Boris Schleinkofer, poetrywatch editor
“When power leads man toward arrogance, poetry reminds him of his limitations. When power narrows the area of man’s concern, poetry reminds him of the richness and diversity of existence. When power corrupts, poetry cleanses.” — John F. Kennedy
Poetry has a voice in our community, and the Whatcom Watch is adding to its chorus. You all love poetry, right? Well, here you go!
Subject matter is unlimited, but poetry featuring or specific to Whatcom County and issues addressed by Whatcom Watch (government, the environment and media) will likely get first preference. Let’s try to keep it to around 25 lines; otherwise, we might have to edit your work to fit. Don’t make yourself unprintable! Send poems and your short, two-to-three-sentence bios, as a word document attachment to: firstname.lastname@example.org
The deadline is the first day of the month. Please understand that acceptance and final appearance of pieces are subject to space-constraints amd editorial requirements. By submitting, authors give Whatcom Watch express permission for first-time publication rights in paper and electronic editions of current or future volumes of Whatcom Watch.

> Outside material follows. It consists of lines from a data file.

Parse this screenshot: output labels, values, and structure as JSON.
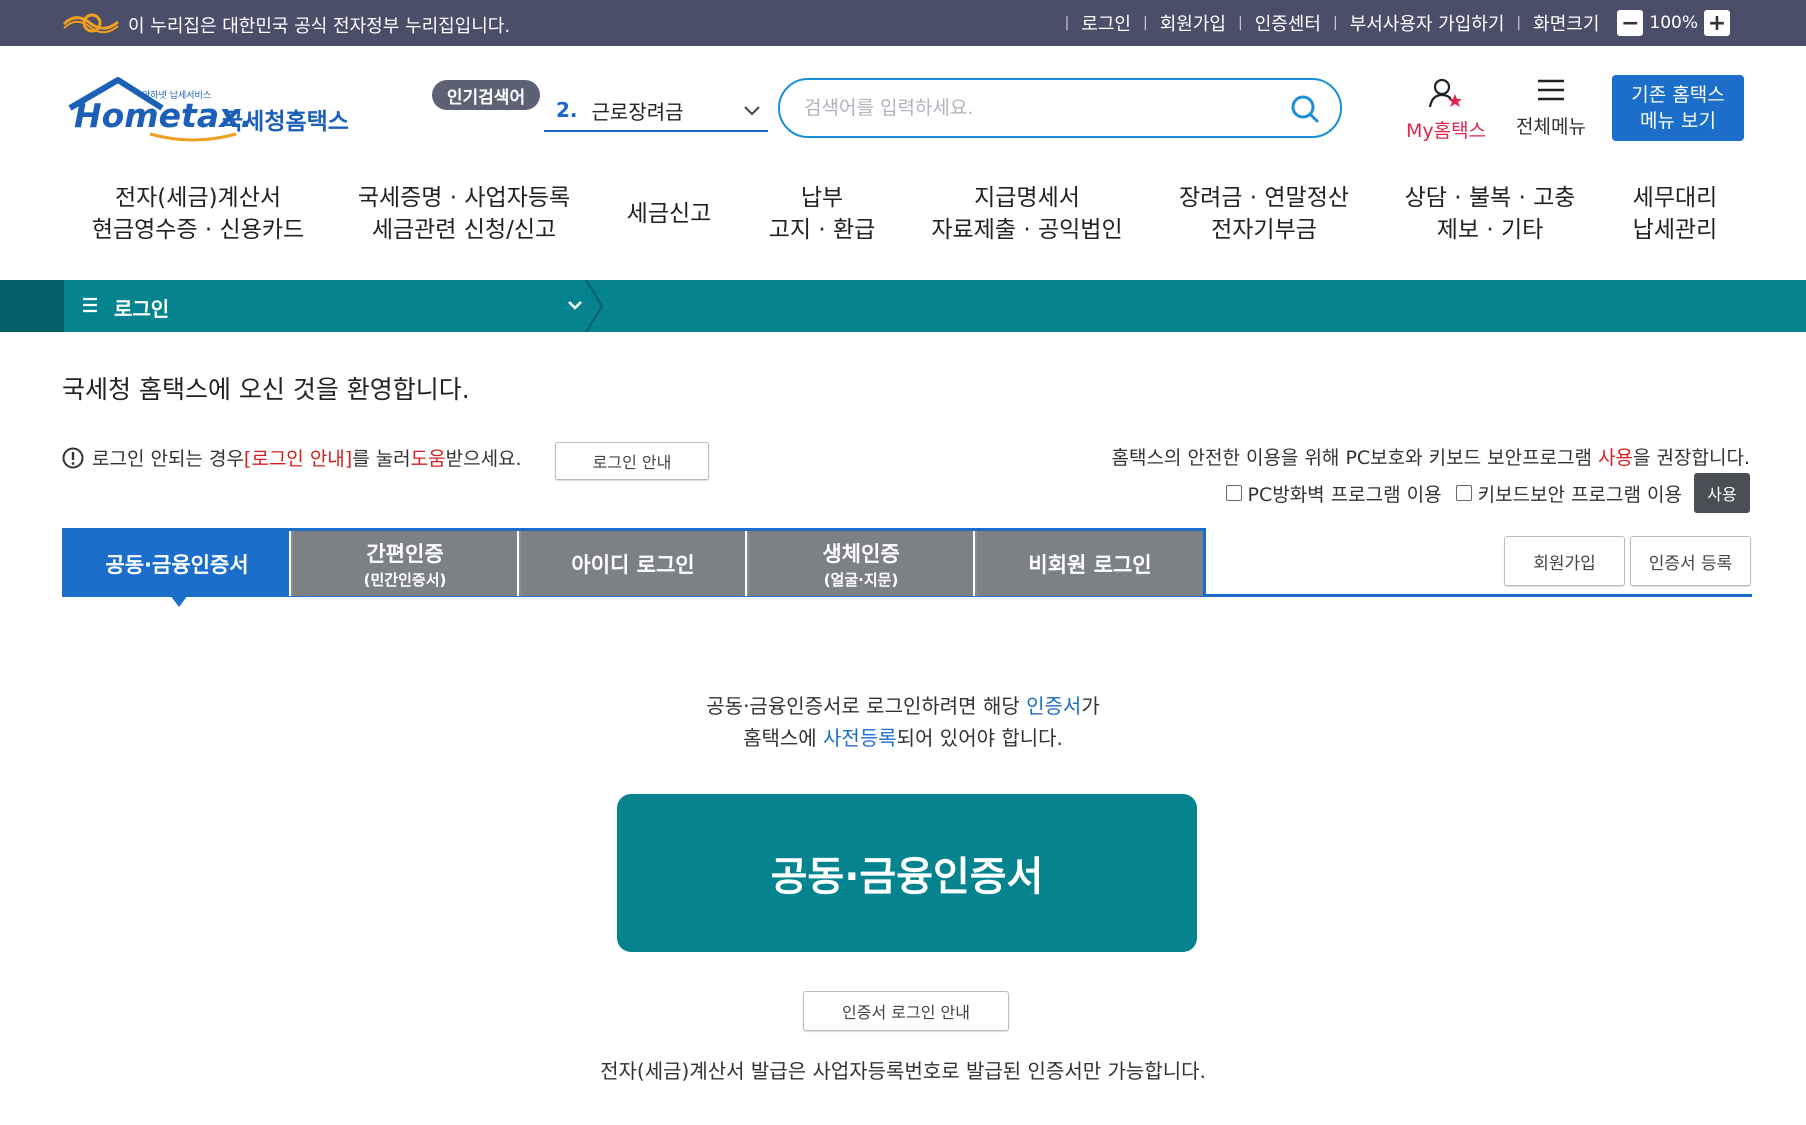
{
  "gov_bar": {
    "notice": "이 누리집은 대한민국 공식 전자정부 누리집입니다.",
    "links": [
      "로그인",
      "회원가입",
      "인증센터",
      "부서사용자 가입하기"
    ],
    "zoom_label": "화면크기",
    "zoom_minus": "−",
    "zoom_value": "100%",
    "zoom_plus": "+"
  },
  "header": {
    "logo_small": "안하넷 납세서비스",
    "logo_main": "Hometax.",
    "logo_kr": "국세청홈택스",
    "popular_label": "인기검색어",
    "popular_num": "2.",
    "popular_term": "근로장려금",
    "search_placeholder": "검색어를 입력하세요.",
    "my_hometax": "My홈택스",
    "all_menu": "전체메뉴",
    "old_menu_line1": "기존 홈택스",
    "old_menu_line2": "메뉴 보기"
  },
  "gnb": [
    {
      "l1": "전자(세금)계산서",
      "l2": "현금영수증 · 신용카드"
    },
    {
      "l1": "국세증명 · 사업자등록",
      "l2": "세금관련 신청/신고"
    },
    {
      "l1": "세금신고",
      "l2": ""
    },
    {
      "l1": "납부",
      "l2": "고지 · 환급"
    },
    {
      "l1": "지급명세서",
      "l2": "자료제출 · 공익법인"
    },
    {
      "l1": "장려금 · 연말정산",
      "l2": "전자기부금"
    },
    {
      "l1": "상담 · 불복 · 고충",
      "l2": "제보 · 기타"
    },
    {
      "l1": "세무대리",
      "l2": "납세관리"
    }
  ],
  "location": {
    "title": "로그인"
  },
  "content": {
    "welcome": "국세청 홈택스에 오신 것을 환영합니다.",
    "help_1": "로그인 안되는 경우 ",
    "help_red1": "[로그인 안내]",
    "help_2": "를 눌러 ",
    "help_red2": "도움",
    "help_3": "받으세요.",
    "login_guide_btn": "로그인 안내",
    "security_1": "홈택스의 안전한 이용을 위해 PC보호와 키보드 보안프로그램 ",
    "security_red": "사용",
    "security_2": "을 권장합니다.",
    "opt_firewall": "PC방화벽 프로그램 이용",
    "opt_keyboard": "키보드보안 프로그램 이용",
    "use_btn": "사용"
  },
  "tabs": [
    {
      "label": "공동·금융인증서",
      "sub": ""
    },
    {
      "label": "간편인증",
      "sub": "(민간인증서)"
    },
    {
      "label": "아이디 로그인",
      "sub": ""
    },
    {
      "label": "생체인증",
      "sub": "(얼굴·지문)"
    },
    {
      "label": "비회원 로그인",
      "sub": ""
    }
  ],
  "side_buttons": {
    "signup": "회원가입",
    "cert_register": "인증서 등록"
  },
  "cert": {
    "desc1_a": "공동·금융인증서로 로그인하려면 해당 ",
    "desc1_blue": "인증서",
    "desc1_b": "가",
    "desc2_a": "홈택스에 ",
    "desc2_blue": "사전등록",
    "desc2_b": "되어 있어야 합니다.",
    "big_button": "공동·금융인증서",
    "guide_button": "인증서 로그인 안내",
    "notice": "전자(세금)계산서 발급은 사업자등록번호로 발급된 인증서만 가능합니다."
  },
  "colors": {
    "gov_bar": "#4a4e69",
    "teal": "#05838f",
    "blue": "#1b6ec9",
    "red": "#d62020"
  }
}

by Kathi Mattson
People say El Nino is bringing the worst winter in 65 years – to Arizona!
Already tall old Ponderosas have broken in half,

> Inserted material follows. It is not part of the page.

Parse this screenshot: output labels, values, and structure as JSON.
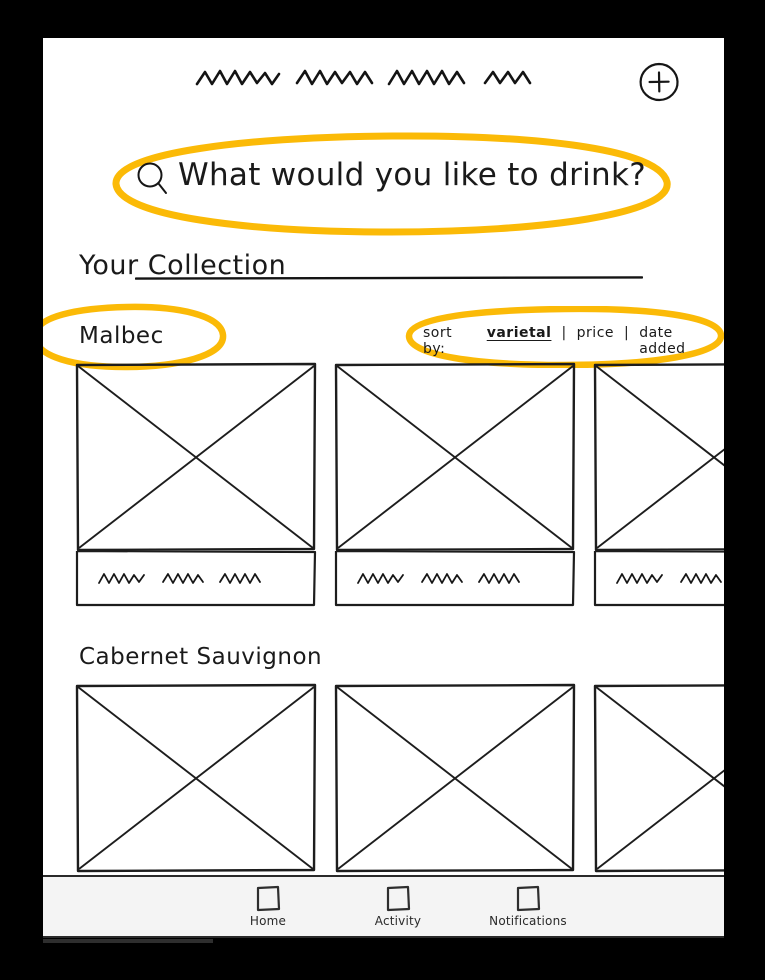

bringing down whatever’s in their path.
Birds jostle each other for the feeder’s seeds.
Tufted-ear squirrels chase up and down the trees.
Fifteen years of drought are over.
It snowed 14 inches in 3 days,
and now it’s raining
two days before Christmas.
Little Boy, what are you thinking?
What are you doing?
Little Boy, I can’t wait to see what you’re bringing
for Christmas and the New Year!
Kathi Mattson was a former Bellinghamster until moving to northeast Arizona on the edge of U.S. Forest Service lands. The transition to the Arizona climate from the Pacific Northwest was a difficult adjustment.
by Judy Teresa
Bellingham — Sunday after Thanksgiving
Bearded men with pull-along suitcases
and backpacks gather on the sidewalk and wait.
Temperatures fell below freezing last night.
Shelters are closed now until nightfall.
I read the ‘Walk Award’ poems
while I wait for the doors to open.
A gray-bearded man wearing a stocking cap
and warm winter clothing asks me,
“Will the library open today?”
“In a few minutes,” I reply. He seems relieved.
For five hours he’ll have access to a restroom
and a safe warm place to read and doze.
I wonder where the men spend their days
and nights when the library is closed.
Long holiday weekends have a different meaning
for those who have no place to call home.
Judy Teresa is a retired special education teacher who has lived in Bellingham for the past 25 years. She is currently working on a memoir that critiques her educational experiences.